'Long-shanks Gertie' the village children called her, chasing her all the way to school. It was because she was different, with her long legs and long dark hair and clean pinafore. And, as the daughter of the land-agent on Providence, she accepted that she didn't belong anywhere - not part of the village, and not part of the Squire's family at the Big House.
But she was fascinated by Squire Wyndham's family - Louise, the arrogant daughter of the house who never missed an opportunity of snubbing her. James, who was handsome and wonderful and charming - and who was one day to break her heart. And William, the heir, quiet, bookish, and almost as much as misfit as she was. But above all there was Lady Hester. It was Lady Hester who saw something in Gertrude that no one else had perceived - a quality of strength and endurance that would serve the family well.
Between them Lady Hester and Gertrude Hoskins were to be the salvation of Providence.
Published: 31 Dec 2011
Naomi had been contentedly and, she thought, happily married for nearly all of her adult life when her husband Edward explained kindly to her one day that he had fallen in love with a twenty-six year old and wanted a divorce. She had to leave the comfortable home she had shared with Edward and their three children, now all grown-up, and move into a small flat in the middle of Bath. The dramatic change in her lifestyle threatened to overwhelm her.
But gradually Naomi began to appreciate the changes, and even to enjoy them. For the first time in her life she could do what she liked, and make her own friends. If these included men friends - well, why not? Unfortunately her children could think of many reasons why not, and Naomi began a battle to establish her own independence, and to persuade her family that she had moved into the springtime of a whole new life.
In this warm and inspiring new novel, Elvi Rhodes's wonderful storytelling skills are used to explore a dilemma faced by many women today.
‘Here is a … writer with immense confidence and vitality.

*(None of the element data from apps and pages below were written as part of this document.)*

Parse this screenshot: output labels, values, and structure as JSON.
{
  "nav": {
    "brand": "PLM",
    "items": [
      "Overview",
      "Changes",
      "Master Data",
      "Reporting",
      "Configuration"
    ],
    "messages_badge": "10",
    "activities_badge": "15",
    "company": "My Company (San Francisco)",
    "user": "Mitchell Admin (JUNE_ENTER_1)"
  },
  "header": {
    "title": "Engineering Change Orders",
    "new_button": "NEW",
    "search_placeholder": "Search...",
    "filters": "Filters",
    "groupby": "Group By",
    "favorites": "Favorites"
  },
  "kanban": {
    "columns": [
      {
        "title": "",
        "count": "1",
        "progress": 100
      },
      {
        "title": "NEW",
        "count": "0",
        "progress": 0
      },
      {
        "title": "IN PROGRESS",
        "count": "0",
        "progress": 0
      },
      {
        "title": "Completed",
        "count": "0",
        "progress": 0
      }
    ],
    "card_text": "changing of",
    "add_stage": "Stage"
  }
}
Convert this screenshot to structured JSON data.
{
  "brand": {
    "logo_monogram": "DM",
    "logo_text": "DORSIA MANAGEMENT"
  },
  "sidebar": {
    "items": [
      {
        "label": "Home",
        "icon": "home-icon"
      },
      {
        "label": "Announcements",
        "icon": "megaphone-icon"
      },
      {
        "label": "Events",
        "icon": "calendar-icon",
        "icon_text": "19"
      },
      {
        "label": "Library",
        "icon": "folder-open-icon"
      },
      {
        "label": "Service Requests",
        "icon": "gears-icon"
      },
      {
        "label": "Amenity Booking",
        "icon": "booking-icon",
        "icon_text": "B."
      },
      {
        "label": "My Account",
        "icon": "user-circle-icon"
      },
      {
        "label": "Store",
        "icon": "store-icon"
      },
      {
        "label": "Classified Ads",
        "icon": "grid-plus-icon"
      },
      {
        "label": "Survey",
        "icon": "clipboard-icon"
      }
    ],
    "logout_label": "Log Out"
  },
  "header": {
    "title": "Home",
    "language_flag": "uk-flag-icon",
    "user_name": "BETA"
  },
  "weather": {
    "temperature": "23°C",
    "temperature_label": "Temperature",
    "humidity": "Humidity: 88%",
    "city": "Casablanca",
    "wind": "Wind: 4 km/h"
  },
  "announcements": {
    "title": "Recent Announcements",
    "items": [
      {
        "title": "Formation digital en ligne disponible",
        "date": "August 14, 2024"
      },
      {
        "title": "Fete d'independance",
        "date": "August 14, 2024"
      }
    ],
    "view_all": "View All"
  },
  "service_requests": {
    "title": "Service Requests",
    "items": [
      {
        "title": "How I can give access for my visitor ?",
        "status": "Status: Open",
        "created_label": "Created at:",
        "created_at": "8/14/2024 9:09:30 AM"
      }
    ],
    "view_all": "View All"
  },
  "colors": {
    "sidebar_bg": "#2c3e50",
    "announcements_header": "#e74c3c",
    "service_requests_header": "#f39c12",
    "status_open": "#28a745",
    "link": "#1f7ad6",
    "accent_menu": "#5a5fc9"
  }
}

He has an extraordinary feeling for place and landscape.’ – Jennifer Johnston
‘This is experience finely and skilfully distilled’ – Irish Times
‘Well-written and engrossing’ – Sunday Independent
‘These inter-connected stories are faultless in their execution and a delight to read’ – Sunday Press
‘Written with great sympathy and truth’ – Irish Independent
‘Beautifully wrought’ – Daily Telegraph
There is cold comfort to be had when you’re a young boy stuck in the middle of nowhere. The son of the local sergeant in an isolated Garda station on the border between Cavan and Fermanagh, his days are balanced between the brooding, taciturn presence of his father, whom he loves and fears in equal measure, and the reassurance of his quiet, gentle mother. His world is narrowed to bitter country lanes and petty disputes, filled with the characters he encounters – tinkers, publicans, farmers, and the tantalising older sister of his Protestant friend.
Amidst the drumlins and bogs, the boy’s imagination roams free and unfettered. And at night, lulled by the rhythm of his mother’s fleecy warm breathing, the boy finds solace. But now even that is threatened. Change is coming. It’s time to grow up.
Written as a collection of linked stories, Shane Connaughton’s debut novel A Border Station was widely praised on its first publication in 1989. It was shortlisted for the GPA Book Award.
Published: 20 Apr 2017